Don’t Wait! Get out of a job you hate faster and escape the career pendulum
Waiting too long to leave a job is the primary act that kicks the career pendulum into effect.
The Career Pendulum Effect is a reactionary decision made in direct response to detesting your job. This means you choose a new job that is completely opposite to the current job you hate. Relief sweeps over you when you are finally free from the burdens of that horrible job. But they are often short-lived. That is the first swing of the pendulum.
Choosing the radically different job is usually no more enjoyable than the one you quit. The problems with the new job are simply different from the old one. Choosing a job that is radically different from the one you hate is almost always another bad career choice.
Surprisingly, the job, the one you detested, actually had some elements in it that you liked. That’s why you chose it in the first place! So when you choose an opposite career, you choose a job that doesn’t have elements you liked in the first job. Inevitably, you choose yet another job you hate. That’s the second swing of the pendulum.
When you don’t get it right, you build a career history of swings between a series of jobs you don’t like, each for different reasons. This is a series of bad job choices which leads to years of fluctuating misery. It must be avoided at all costs!
The decision to change to an opposite job is the result of excessive internal stressors. Internal stressors are a host of factors that determine your feelings about a job. Personality or ability needs, work interests, management style, and corporate culture are the main factors.
Here’s an example. Harry hated his job in information technology. It required him to work in isolation for hours on end, and demand that he constantly learn and integrate new trending processes, techniques, applications and programs with existing software. What made it even worse was that he detested the competitive, cutthroat culture. One day, he just walked off the job without giving notice. Nobody really was surprised; he hated his job that much. The longer Harry stuck with this job, the longer the internal stressors built up. When these stressors reach a certain level, a person simply can’t handle the pain of it any longer.

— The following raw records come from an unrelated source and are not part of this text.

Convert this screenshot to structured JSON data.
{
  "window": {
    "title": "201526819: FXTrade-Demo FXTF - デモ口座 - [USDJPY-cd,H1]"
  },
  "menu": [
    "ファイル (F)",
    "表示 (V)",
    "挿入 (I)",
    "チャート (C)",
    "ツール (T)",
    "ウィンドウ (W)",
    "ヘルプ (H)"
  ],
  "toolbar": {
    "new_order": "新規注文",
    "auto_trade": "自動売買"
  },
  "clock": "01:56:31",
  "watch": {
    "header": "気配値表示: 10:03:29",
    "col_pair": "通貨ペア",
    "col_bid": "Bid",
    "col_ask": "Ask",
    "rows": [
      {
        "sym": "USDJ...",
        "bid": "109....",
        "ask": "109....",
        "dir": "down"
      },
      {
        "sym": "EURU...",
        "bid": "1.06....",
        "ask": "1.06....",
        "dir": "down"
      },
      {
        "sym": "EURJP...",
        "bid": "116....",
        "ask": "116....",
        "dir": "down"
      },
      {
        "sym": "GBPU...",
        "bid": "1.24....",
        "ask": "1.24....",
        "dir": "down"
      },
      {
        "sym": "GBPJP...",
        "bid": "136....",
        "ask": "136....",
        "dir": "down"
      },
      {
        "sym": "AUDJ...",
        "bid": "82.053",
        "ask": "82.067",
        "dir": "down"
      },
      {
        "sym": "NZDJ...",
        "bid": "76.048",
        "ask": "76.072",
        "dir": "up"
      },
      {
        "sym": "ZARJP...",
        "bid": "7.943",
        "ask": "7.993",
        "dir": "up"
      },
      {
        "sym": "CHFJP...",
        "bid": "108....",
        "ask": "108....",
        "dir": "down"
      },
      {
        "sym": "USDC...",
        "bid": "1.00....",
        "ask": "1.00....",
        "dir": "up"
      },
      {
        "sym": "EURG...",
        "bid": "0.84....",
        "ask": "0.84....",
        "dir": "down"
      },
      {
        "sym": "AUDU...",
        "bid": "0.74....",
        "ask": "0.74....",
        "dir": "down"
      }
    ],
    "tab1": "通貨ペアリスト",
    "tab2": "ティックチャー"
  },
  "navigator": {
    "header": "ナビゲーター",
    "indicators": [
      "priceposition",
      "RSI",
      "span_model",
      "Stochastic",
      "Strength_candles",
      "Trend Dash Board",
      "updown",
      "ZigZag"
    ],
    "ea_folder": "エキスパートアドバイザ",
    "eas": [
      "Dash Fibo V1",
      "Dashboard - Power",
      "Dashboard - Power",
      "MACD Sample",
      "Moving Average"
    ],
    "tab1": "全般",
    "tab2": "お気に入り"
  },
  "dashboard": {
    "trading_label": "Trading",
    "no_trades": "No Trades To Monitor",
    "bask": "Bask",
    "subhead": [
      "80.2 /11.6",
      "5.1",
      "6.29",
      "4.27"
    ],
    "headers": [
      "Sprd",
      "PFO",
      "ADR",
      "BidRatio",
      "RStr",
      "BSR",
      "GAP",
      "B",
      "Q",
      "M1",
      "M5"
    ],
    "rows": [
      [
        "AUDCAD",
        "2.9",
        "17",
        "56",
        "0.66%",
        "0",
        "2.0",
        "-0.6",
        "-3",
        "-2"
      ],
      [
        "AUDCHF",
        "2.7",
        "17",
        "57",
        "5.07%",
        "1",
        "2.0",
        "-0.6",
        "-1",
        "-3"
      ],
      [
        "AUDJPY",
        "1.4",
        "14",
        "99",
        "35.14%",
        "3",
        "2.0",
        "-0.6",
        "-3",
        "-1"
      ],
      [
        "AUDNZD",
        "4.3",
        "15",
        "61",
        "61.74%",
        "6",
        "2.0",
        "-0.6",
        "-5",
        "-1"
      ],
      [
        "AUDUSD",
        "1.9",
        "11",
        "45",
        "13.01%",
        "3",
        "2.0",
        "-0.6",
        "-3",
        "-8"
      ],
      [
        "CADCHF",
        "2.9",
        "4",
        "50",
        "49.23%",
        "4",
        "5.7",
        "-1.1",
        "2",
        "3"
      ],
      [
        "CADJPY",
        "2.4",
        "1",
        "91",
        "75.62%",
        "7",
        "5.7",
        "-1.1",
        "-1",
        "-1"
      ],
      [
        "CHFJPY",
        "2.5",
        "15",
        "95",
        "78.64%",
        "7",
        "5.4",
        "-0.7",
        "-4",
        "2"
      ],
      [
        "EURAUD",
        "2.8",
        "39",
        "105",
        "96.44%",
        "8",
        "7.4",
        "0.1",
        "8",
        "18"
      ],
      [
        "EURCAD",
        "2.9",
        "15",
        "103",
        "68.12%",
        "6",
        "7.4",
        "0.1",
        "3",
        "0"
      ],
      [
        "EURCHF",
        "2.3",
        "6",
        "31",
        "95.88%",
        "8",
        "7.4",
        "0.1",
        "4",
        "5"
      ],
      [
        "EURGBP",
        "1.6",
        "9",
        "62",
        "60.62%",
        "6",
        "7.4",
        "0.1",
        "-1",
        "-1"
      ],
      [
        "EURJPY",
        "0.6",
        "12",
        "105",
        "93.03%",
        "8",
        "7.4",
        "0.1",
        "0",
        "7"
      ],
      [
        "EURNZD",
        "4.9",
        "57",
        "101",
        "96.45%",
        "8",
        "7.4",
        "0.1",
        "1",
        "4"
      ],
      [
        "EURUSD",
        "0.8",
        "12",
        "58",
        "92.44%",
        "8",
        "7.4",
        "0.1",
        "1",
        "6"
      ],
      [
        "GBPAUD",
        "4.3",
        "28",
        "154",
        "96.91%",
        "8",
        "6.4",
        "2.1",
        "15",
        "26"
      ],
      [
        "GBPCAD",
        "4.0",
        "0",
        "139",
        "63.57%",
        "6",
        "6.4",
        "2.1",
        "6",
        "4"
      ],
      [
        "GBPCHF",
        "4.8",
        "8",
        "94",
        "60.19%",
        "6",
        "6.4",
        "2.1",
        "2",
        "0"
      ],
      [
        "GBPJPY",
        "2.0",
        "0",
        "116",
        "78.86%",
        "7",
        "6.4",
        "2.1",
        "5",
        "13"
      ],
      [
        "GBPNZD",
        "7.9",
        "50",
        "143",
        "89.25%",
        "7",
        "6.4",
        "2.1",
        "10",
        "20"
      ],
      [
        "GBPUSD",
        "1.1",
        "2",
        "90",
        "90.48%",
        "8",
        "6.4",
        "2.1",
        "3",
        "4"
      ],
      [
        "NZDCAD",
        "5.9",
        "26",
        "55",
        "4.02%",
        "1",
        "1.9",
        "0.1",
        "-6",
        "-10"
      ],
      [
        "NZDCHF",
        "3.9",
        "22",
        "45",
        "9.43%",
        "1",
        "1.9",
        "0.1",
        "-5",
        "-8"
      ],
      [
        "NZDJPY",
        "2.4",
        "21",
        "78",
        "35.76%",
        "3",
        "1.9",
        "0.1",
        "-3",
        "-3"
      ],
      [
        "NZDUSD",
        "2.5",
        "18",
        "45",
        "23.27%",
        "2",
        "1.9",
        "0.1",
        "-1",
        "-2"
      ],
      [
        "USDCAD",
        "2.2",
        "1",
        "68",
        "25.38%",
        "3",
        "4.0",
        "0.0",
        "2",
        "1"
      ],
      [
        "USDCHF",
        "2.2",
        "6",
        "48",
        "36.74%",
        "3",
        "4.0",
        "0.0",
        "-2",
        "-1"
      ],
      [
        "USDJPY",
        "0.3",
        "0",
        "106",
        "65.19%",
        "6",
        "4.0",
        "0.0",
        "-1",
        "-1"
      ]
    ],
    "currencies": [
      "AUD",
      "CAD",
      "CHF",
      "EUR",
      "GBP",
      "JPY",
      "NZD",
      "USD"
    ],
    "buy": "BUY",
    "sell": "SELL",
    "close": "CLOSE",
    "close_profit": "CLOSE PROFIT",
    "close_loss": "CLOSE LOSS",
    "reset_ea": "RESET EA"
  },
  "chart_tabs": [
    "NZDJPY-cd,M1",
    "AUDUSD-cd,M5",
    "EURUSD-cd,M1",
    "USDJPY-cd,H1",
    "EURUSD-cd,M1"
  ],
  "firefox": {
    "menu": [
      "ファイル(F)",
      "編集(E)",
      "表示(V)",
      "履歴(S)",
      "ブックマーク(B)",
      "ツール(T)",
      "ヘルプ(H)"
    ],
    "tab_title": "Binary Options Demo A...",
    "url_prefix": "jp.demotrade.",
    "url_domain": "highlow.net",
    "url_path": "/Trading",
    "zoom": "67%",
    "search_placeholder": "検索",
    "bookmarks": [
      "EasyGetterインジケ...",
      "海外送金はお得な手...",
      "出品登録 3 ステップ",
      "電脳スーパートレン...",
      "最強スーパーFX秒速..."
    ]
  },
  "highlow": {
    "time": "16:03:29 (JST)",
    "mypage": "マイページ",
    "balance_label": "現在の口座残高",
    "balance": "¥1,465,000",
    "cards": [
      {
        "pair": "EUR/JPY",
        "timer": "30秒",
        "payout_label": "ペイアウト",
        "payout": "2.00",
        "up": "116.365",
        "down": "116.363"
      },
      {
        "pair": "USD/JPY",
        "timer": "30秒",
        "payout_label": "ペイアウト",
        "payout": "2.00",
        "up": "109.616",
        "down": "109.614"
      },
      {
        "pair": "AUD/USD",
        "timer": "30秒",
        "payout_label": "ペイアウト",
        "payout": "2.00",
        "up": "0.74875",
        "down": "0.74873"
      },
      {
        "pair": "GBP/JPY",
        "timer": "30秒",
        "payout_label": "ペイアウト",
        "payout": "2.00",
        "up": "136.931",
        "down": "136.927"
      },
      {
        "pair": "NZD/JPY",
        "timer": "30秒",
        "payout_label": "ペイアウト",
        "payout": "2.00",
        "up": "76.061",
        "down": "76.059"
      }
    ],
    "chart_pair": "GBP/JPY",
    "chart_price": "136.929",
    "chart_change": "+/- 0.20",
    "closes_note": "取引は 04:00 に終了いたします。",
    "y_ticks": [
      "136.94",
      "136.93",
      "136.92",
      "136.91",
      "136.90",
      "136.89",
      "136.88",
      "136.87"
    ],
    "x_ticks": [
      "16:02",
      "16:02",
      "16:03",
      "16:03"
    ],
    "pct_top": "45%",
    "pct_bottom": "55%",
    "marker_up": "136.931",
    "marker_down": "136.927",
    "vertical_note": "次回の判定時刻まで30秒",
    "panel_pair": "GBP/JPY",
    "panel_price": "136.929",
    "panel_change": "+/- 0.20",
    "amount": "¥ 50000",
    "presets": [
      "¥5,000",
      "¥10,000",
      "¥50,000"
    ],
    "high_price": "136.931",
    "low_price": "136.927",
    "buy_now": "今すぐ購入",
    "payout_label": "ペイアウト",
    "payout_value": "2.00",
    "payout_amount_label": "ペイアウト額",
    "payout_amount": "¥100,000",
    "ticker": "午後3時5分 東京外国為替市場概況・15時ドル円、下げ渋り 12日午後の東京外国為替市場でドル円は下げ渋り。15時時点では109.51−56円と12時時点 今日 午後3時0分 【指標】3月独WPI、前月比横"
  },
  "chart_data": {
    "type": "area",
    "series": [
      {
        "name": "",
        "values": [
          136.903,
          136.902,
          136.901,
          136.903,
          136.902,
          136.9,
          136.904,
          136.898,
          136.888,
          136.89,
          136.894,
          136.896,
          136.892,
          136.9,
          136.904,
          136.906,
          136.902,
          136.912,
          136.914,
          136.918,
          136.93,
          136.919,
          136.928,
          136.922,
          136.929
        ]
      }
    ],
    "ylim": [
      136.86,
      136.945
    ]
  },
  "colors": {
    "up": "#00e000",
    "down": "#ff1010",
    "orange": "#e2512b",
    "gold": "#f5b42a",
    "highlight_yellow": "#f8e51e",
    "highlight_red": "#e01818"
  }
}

Harry didn’t like his work or his environment. His personality demanded people contact because he was an extrovert. Like most men, he possessed the talent to see in three dimensions when given a two dimensional object. This talent requires some kind of hands-on work. However, his IT work was completely abstract. This particular talent only gains strength with age. Furthermore, Harry liked to be available and helpful to people, while the competitive culture overran his cooperative personality. Oftentimes, people don’t analyze their internal landscape like this to figure out why they hate a job. Career testing could have identified all of these factors that drive many people to hate their job. But Harry had never taken a career test, so he stayed in the job so long that these misalignments grew to debilitating stress levels. His performance was now suffering, creating additional stress that compounded the issue.
The reactionary response, like walking off the job, is typically set into motion by a single event. This is what I call the ignitor. It catalyzes all the built-up internal stressor. Like a match that ignites a gas soaked, wood-filled fire pit, a single, often-times innocuous event sparks the reactionary response. On the day that Harry quit, his boss criticized his work in front of colleagues. In a competitive environment, performance is paramount. But Harry’s need to own his work made it incredibly difficult for him to handle criticism, especially criticism and in front of colleagues.

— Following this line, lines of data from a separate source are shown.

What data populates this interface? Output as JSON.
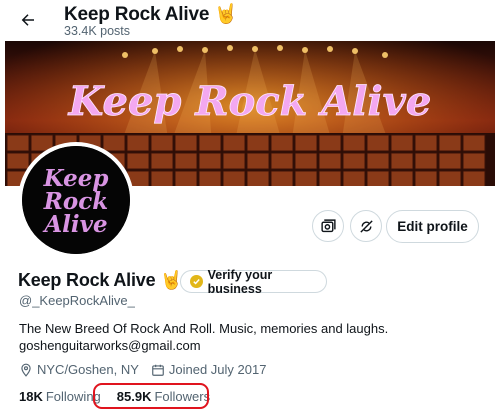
{
  "header": {
    "title": "Keep Rock Alive",
    "title_emoji": "🤘",
    "posts": "33.4K posts"
  },
  "banner": {
    "text": "Keep Rock Alive"
  },
  "avatar": {
    "lines": [
      "Keep",
      "Rock",
      "Alive"
    ]
  },
  "actions": {
    "edit_label": "Edit profile"
  },
  "profile": {
    "name": "Keep Rock Alive",
    "name_emoji": "🤘",
    "verify_label": "Verify your business",
    "handle": "@_KeepRockAlive_",
    "bio_line1": "The New Breed Of Rock And Roll. Music, memories and laughs.",
    "bio_line2": "goshenguitarworks@gmail.com",
    "location": "NYC/Goshen, NY",
    "joined": "Joined July 2017"
  },
  "stats": {
    "following_count": "18K",
    "following_label": "Following",
    "followers_count": "85.9K",
    "followers_label": "Followers"
  },
  "colors": {
    "accent_red": "#e0141e",
    "secondary_text": "#536471",
    "banner_text": "#f3a8f0",
    "avatar_text": "#d994e3"
  }
}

Faced with a mortgage, children with private school payments, and a spouse who had just re-entered the job market in a lower level job, he knew he needed to find a new job–quickly. What is fresh in his mind is the things he hates: the constant learning, competitive culture, and isolation. With the levels of stress in his life, he couldn’t see anything but these problems.
He had what Malcolm Gladwell describes in his book Blink as “pinpoint vision.” Under extreme stress, such as when their lives are in perceived imminent danger, police officers will only see the gun. They won’t see the hand, person, room, or anything else. They won’t see that it is a toy gun, or that the person holding it is showing signs of distress on his face instead of anger. They will simply see the gun and only the gun. If that gun happens to swing in their direction, they will fire theirs before “the gun” shoots them.

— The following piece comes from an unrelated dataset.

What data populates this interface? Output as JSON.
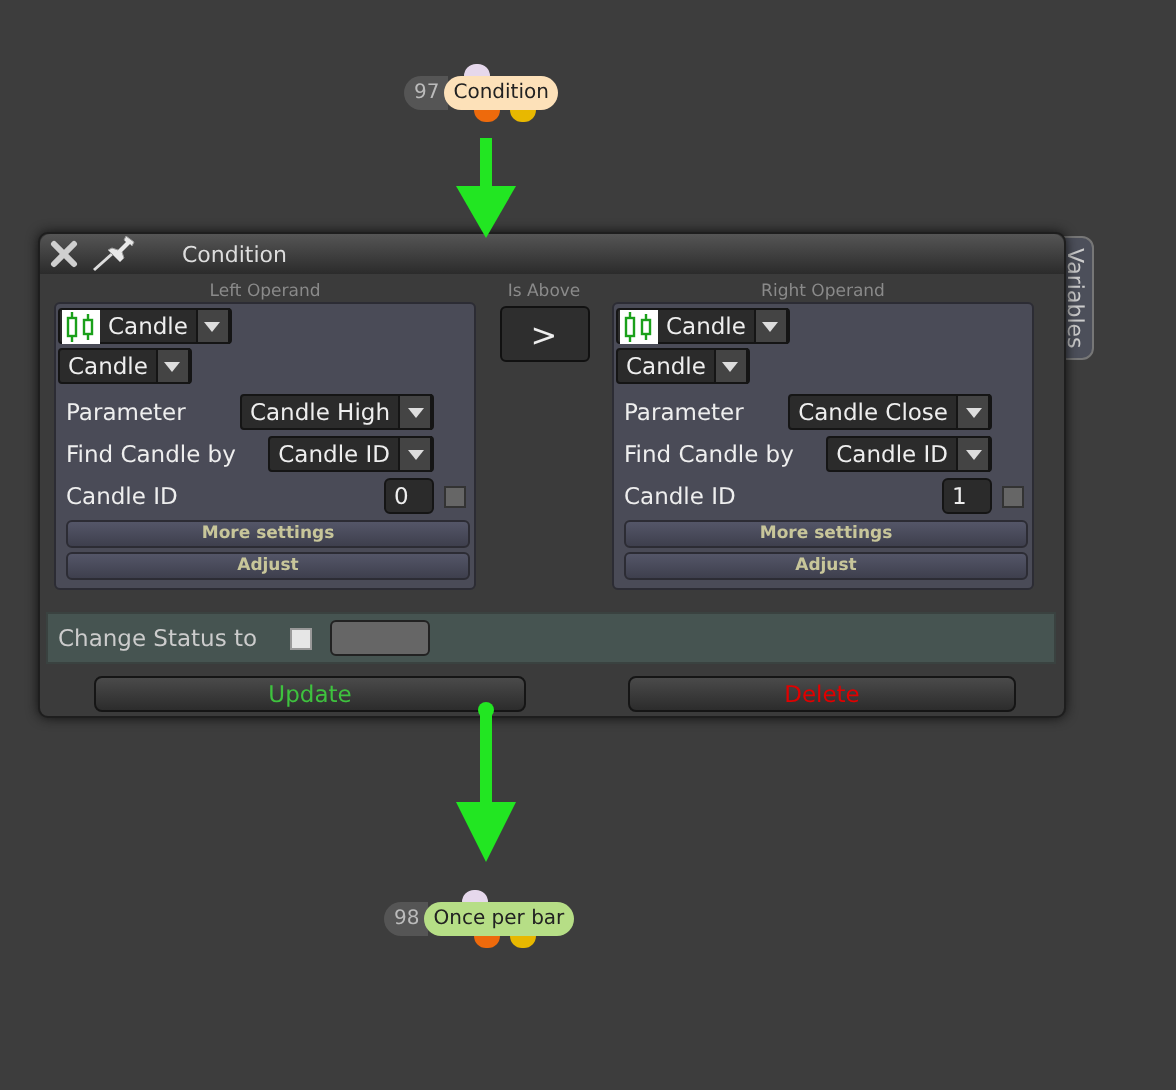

This is what happens in stress career-decision making as well. Under extremely high stress a person is more likely to make “tunnel vision career decisions” that often lead to a career pendulum swing.
Harry took a job as an IT trainer with a community college. The new job wasn’t isolated; it had lots of people contact. He didn’t need to learn something new every week, but instead was able to train others about what he already knew. And, best of all, he was working in the cooperative, helping environment of a college. He chose this job in response to everything he hated about the previous job.
A year later, he wondered why he was now hating this one! Thinking back, he thought, “I considered all the elements I hated most about the other job. I steered clear of them and chose this job. I made a good career choice!” What had he failed to do? He didn’t consider all the other aspects of work he needed to be happy. For example, he had a driving need to work with his hands. This need, like many others, are not so evident. When you compound high stress into a decision situation, the weight of dislikes overshadows everything making it virtually impossible to see even obvious aspects needed for a happy career. The pendulum was about to swing back again.
If you’ve been wondering about leaving a job you don’t like, it is most important to leave a job sooner rather than later. It is equally important to explore positive and negative aspects of a job. What makes you happy and what makes you stressed? Career testing and an excellent career coach can help you do just that.
When the career pendulum hangs balanced in the middle, it no longer swings between one bad job choice and another. It is at rest when all, or almost all, aspects of work that make you happy are met by a job.